==== Task input ====

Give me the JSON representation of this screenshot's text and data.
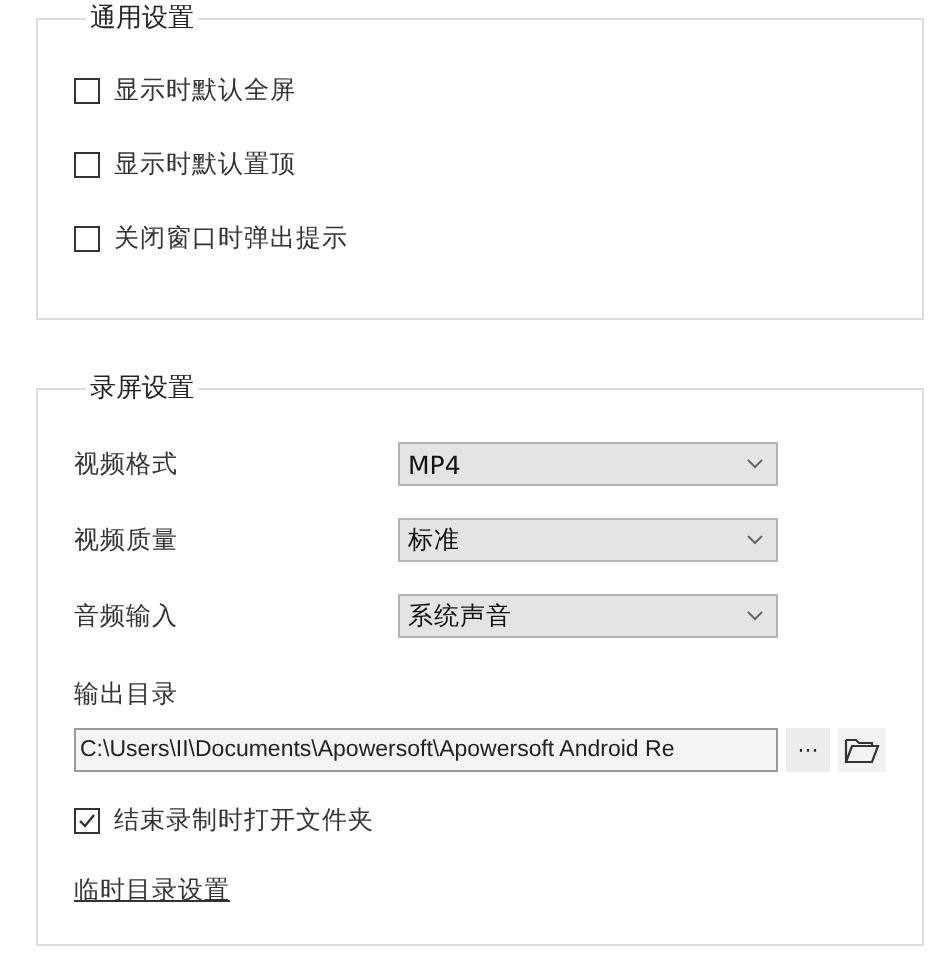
{
  "general": {
    "title": "通用设置",
    "options": [
      {
        "label": "显示时默认全屏",
        "checked": false
      },
      {
        "label": "显示时默认置顶",
        "checked": false
      },
      {
        "label": "关闭窗口时弹出提示",
        "checked": false
      }
    ]
  },
  "recording": {
    "title": "录屏设置",
    "selects": [
      {
        "label": "视频格式",
        "value": "MP4"
      },
      {
        "label": "视频质量",
        "value": "标准"
      },
      {
        "label": "音频输入",
        "value": "系统声音"
      }
    ],
    "output": {
      "label": "输出目录",
      "path": "C:\\Users\\II\\Documents\\Apowersoft\\Apowersoft Android Re",
      "browse": "···"
    },
    "open_folder": {
      "label": "结束录制时打开文件夹",
      "checked": true
    },
    "temp_link": "临时目录设置"
  }
}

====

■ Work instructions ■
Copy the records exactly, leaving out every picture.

■ Solution to the problem ■
Give me the JSON representation of this screenshot's text and data.
{
  "general": {
    "title": "通用设置",
    "options": [
      {
        "label": "显示时默认全屏",
        "checked": false
      },
      {
        "label": "显示时默认置顶",
        "checked": false
      },
      {
        "label": "关闭窗口时弹出提示",
        "checked": false
      }
    ]
  },
  "recording": {
    "title": "录屏设置",
    "selects": [
      {
        "label": "视频格式",
        "value": "MP4"
      },
      {
        "label": "视频质量",
        "value": "标准"
      },
      {
        "label": "音频输入",
        "value": "系统声音"
      }
    ],
    "output": {
      "label": "输出目录",
      "path": "C:\\Users\\II\\Documents\\Apowersoft\\Apowersoft Android Re",
      "browse": "···"
    },
    "open_folder": {
      "label": "结束录制时打开文件夹",
      "checked": true
    },
    "temp_link": "临时目录设置"
  }
}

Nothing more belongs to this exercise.